# TASK TO COMPLETE
Using the listing that follows, filter out every line lacking the string "screenshot" and return the rest.

-------- SUPPLIED RECORDS --------

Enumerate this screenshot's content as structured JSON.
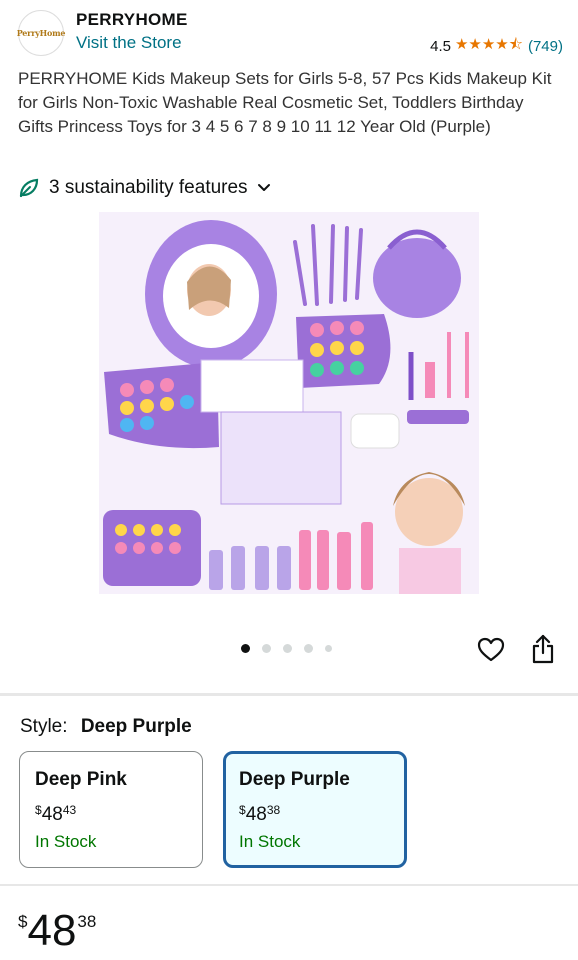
{
  "store": {
    "logo_text": "PerryHome",
    "name": "PERRYHOME",
    "visit_label": "Visit the Store",
    "rating_value": "4.5",
    "rating_stars": 4.5,
    "rating_count": "(749)"
  },
  "product": {
    "title": "PERRYHOME Kids Makeup Sets for Girls 5-8, 57 Pcs Kids Makeup Kit for Girls Non-Toxic Washable Real Cosmetic Set, Toddlers Birthday Gifts Princess Toys for 3 4 5 6 7 8 9 10 11 12 Year Old (Purple)",
    "sustainability_label": "3 sustainability features"
  },
  "gallery": {
    "image_count": 5,
    "active_index": 0
  },
  "icons": {
    "leaf": "leaf-icon",
    "chevron": "chevron-down-icon",
    "heart": "heart-icon",
    "share": "share-icon"
  },
  "style": {
    "label": "Style:",
    "selected": "Deep Purple",
    "options": [
      {
        "name": "Deep Pink",
        "currency": "$",
        "whole": "48",
        "fraction": "43",
        "stock": "In Stock",
        "selected": false
      },
      {
        "name": "Deep Purple",
        "currency": "$",
        "whole": "48",
        "fraction": "38",
        "stock": "In Stock",
        "selected": true
      }
    ]
  },
  "price": {
    "currency": "$",
    "whole": "48",
    "fraction": "38"
  },
  "colors": {
    "link": "#007185",
    "star": "#e77600",
    "in_stock": "#007600",
    "selected_border": "#2162a1",
    "product_purple": "#9b6fd6"
  }
}
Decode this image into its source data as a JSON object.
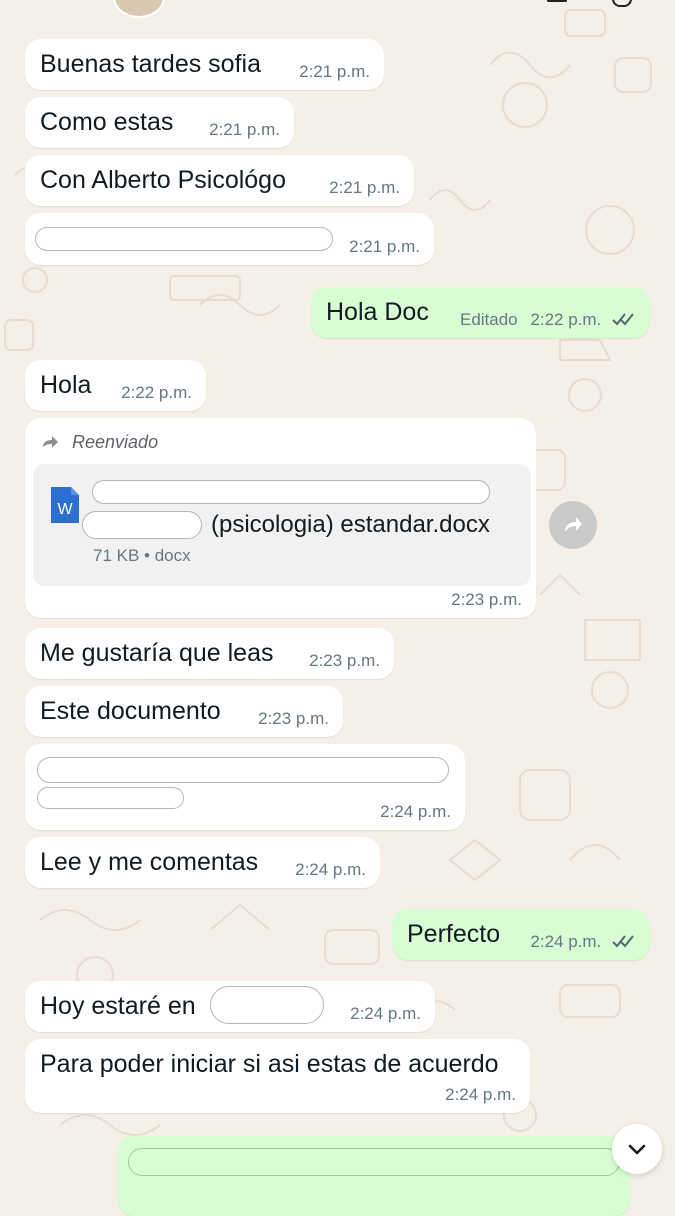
{
  "messages": [
    {
      "text": "Buenas tardes sofia",
      "time": "2:21 p.m."
    },
    {
      "text": "Como estas",
      "time": "2:21 p.m."
    },
    {
      "text": "Con Alberto Psicológo",
      "time": "2:21 p.m."
    },
    {
      "text": "",
      "time": "2:21 p.m."
    },
    {
      "text": "Hola Doc",
      "edited": "Editado",
      "time": "2:22 p.m."
    },
    {
      "text": "Hola",
      "time": "2:22 p.m."
    },
    {
      "forwarded_label": "Reenviado",
      "file_name": "(psicologia) estandar.docx",
      "file_meta": "71 KB • docx",
      "file_icon_letter": "W",
      "time": "2:23 p.m."
    },
    {
      "text": "Me gustaría que leas",
      "time": "2:23 p.m."
    },
    {
      "text": "Este documento",
      "time": "2:23 p.m."
    },
    {
      "text": "",
      "time": "2:24 p.m."
    },
    {
      "text": "Lee y me comentas",
      "time": "2:24 p.m."
    },
    {
      "text": "Perfecto",
      "time": "2:24 p.m."
    },
    {
      "text": "Hoy estaré en",
      "time": "2:24 p.m."
    },
    {
      "text": "Para poder iniciar si asi estas de acuerdo",
      "time": "2:24 p.m."
    }
  ],
  "icons": {
    "forward_icon": "forward-arrow-icon",
    "share_icon": "share-icon",
    "scroll_icon": "chevron-down-icon",
    "read_icon": "double-check-icon",
    "file_icon": "word-document-icon"
  },
  "colors": {
    "wallpaper": "#f4efe7",
    "incoming_bubble": "#ffffff",
    "outgoing_bubble": "#d9fdd3",
    "time_text": "#667781",
    "read_receipts": "#54656f",
    "word_blue": "#2b6fd1"
  }
}
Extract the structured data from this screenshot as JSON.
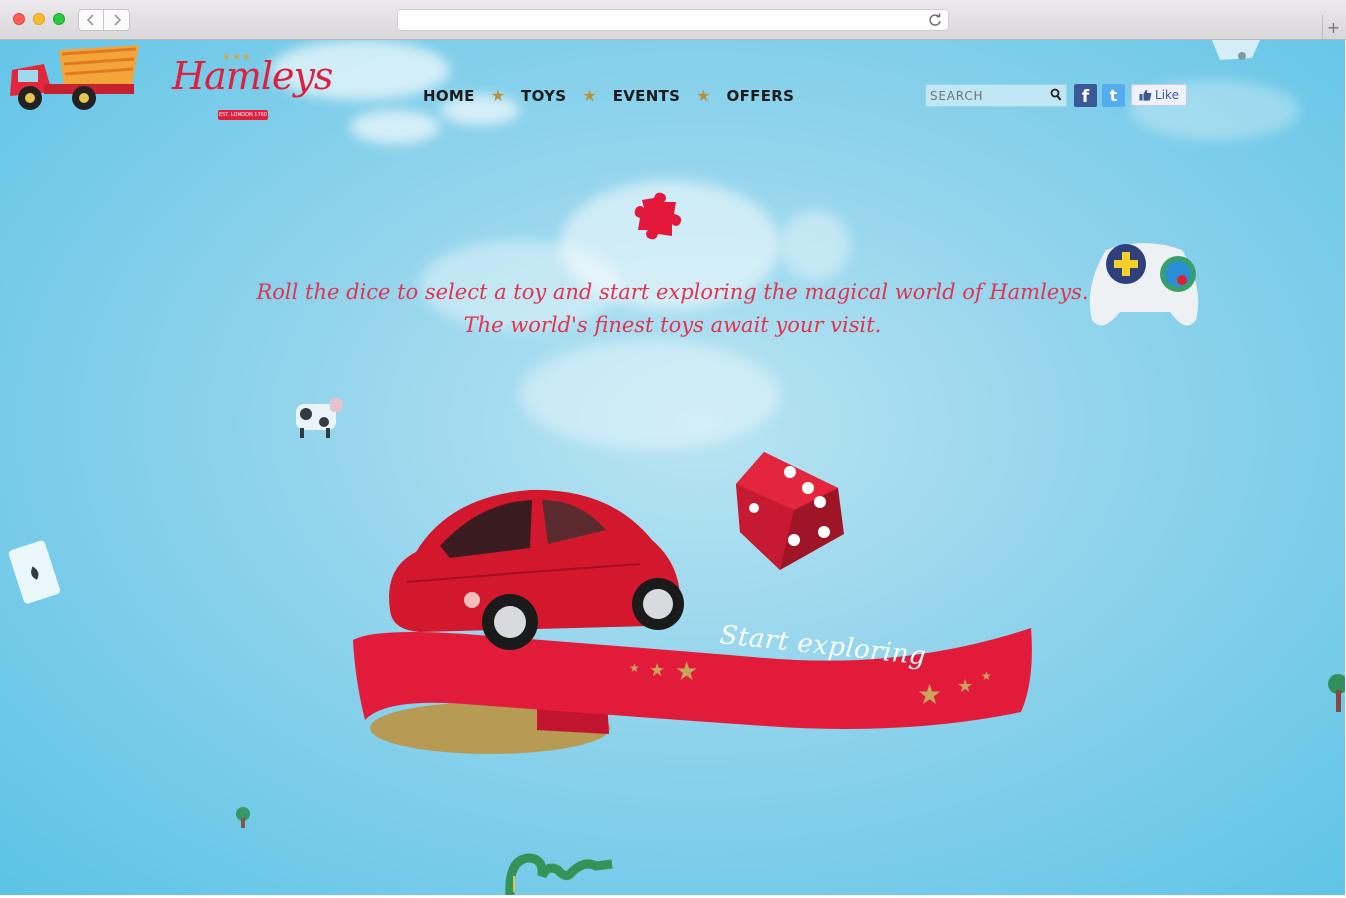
{
  "browser": {
    "url": "",
    "new_tab_label": "+"
  },
  "header": {
    "logo_text": "Hamleys",
    "logo_ribbon": "EST. LONDON 1760",
    "nav": [
      {
        "label": "HOME"
      },
      {
        "label": "TOYS"
      },
      {
        "label": "EVENTS"
      },
      {
        "label": "OFFERS"
      }
    ],
    "search_placeholder": "SEARCH",
    "like_label": "Like"
  },
  "hero": {
    "tagline_line1": "Roll the dice to select a toy and start exploring the magical world of Hamleys.",
    "tagline_line2": "The world's finest toys await your visit.",
    "cta_label": "Start exploring"
  },
  "colors": {
    "brand_red": "#e01f3d",
    "sky": "#8fd3ec",
    "gold_star": "#b8933f"
  },
  "icons": [
    "search-icon",
    "facebook-icon",
    "twitter-icon",
    "like-thumb-icon",
    "reload-icon",
    "back-arrow-icon",
    "forward-arrow-icon"
  ]
}
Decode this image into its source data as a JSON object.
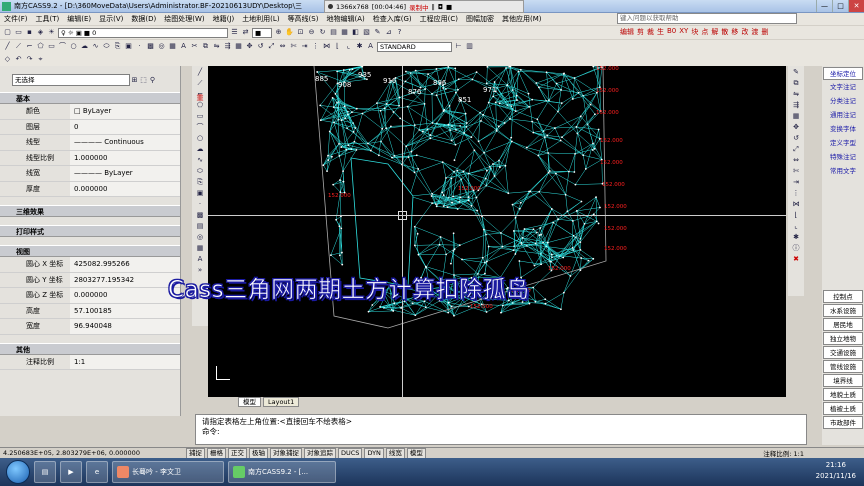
{
  "window": {
    "title": "南方CASS9.2 - [D:\\360MoveData\\Users\\Administrator.BF-20210613UDY\\Desktop\\三",
    "buttons": [
      "—",
      "□",
      "✕"
    ]
  },
  "recorder": {
    "size": "1366x768",
    "timer": "[00:04:46]",
    "label": "录制中"
  },
  "menu": [
    "文件(F)",
    "工具(T)",
    "编辑(E)",
    "显示(V)",
    "数据(D)",
    "绘图处理(W)",
    "地籍(J)",
    "土地利用(L)",
    "等高线(S)",
    "地物编辑(A)",
    "检查入库(G)",
    "工程应用(C)",
    "图幅加密",
    "其他应用(M)"
  ],
  "search": {
    "placeholder": "键入问题以获取帮助"
  },
  "toolbar": {
    "layer_value": "0",
    "text_style": "STANDARD",
    "cass_tools": [
      "编辑",
      "剪",
      "裁",
      "生",
      "B0",
      "XY",
      "块",
      "点",
      "解",
      "散",
      "移",
      "改",
      "渡",
      "删"
    ]
  },
  "properties": {
    "selection": "无选择",
    "sections": [
      {
        "title": "基本",
        "rows": [
          {
            "key": "颜色",
            "value": "ByLayer"
          },
          {
            "key": "图层",
            "value": "0"
          },
          {
            "key": "线型",
            "value": "———— Continuous"
          },
          {
            "key": "线型比例",
            "value": "1.000000"
          },
          {
            "key": "线宽",
            "value": "———— ByLayer"
          },
          {
            "key": "厚度",
            "value": "0.000000"
          }
        ]
      },
      {
        "title": "三维效果",
        "rows": []
      },
      {
        "title": "打印样式",
        "rows": []
      },
      {
        "title": "视图",
        "rows": [
          {
            "key": "圆心 X 坐标",
            "value": "425082.995266"
          },
          {
            "key": "圆心 Y 坐标",
            "value": "2803277.195342"
          },
          {
            "key": "圆心 Z 坐标",
            "value": "0.000000"
          },
          {
            "key": "高度",
            "value": "57.100185"
          },
          {
            "key": "宽度",
            "value": "96.940048"
          }
        ]
      },
      {
        "title": "其他",
        "rows": [
          {
            "key": "注释比例",
            "value": "1:1"
          }
        ]
      }
    ]
  },
  "canvas": {
    "elevation_labels": [
      "152.000",
      "152.000",
      "152.000",
      "152.000",
      "152.000",
      "152.000",
      "152.000",
      "152.000",
      "152.000",
      "152.000",
      "152.000",
      "152.000",
      "152.000",
      "152.000"
    ],
    "point_labels": [
      "885",
      "908",
      "935",
      "916",
      "876",
      "896",
      "851",
      "971"
    ],
    "colors": {
      "mesh": "#2fe0e0",
      "points": "#ffffff",
      "labels": "#ff2020",
      "background": "#000000"
    }
  },
  "layout_tabs": [
    "模型",
    "Layout1"
  ],
  "command": {
    "line1": "请指定表格左上角位置:<直接回车不绘表格>",
    "prompt": "命令:"
  },
  "caption": "Cass三角网两期土方计算扣除孤岛",
  "right_panel": {
    "top_items": [
      "坐标定位",
      "文字注记",
      "分类注记",
      "通用注记",
      "变换字体",
      "定义字型",
      "特殊注记",
      "常用文字"
    ],
    "bottom_items": [
      "控制点",
      "水系设施",
      "居民地",
      "独立地物",
      "交通设施",
      "管线设施",
      "境界线",
      "地貌土质",
      "植被土质",
      "市政部件"
    ]
  },
  "status": {
    "coords": "4.250683E+05, 2.803279E+06, 0.000000",
    "toggles": [
      "捕捉",
      "栅格",
      "正交",
      "极轴",
      "对象捕捉",
      "对象追踪",
      "DUCS",
      "DYN",
      "线宽",
      "模型"
    ],
    "scale": "注释比例: 1:1"
  },
  "taskbar": {
    "items": [
      "长蓦吟 - 李文卫",
      "南方CASS9.2 - [..."
    ],
    "time": "21:16",
    "date": "2021/11/16"
  }
}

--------

# TASK RESPONSE
Enumerate this screenshot's content as structured JSON.
Extract the structured data from this screenshot as JSON.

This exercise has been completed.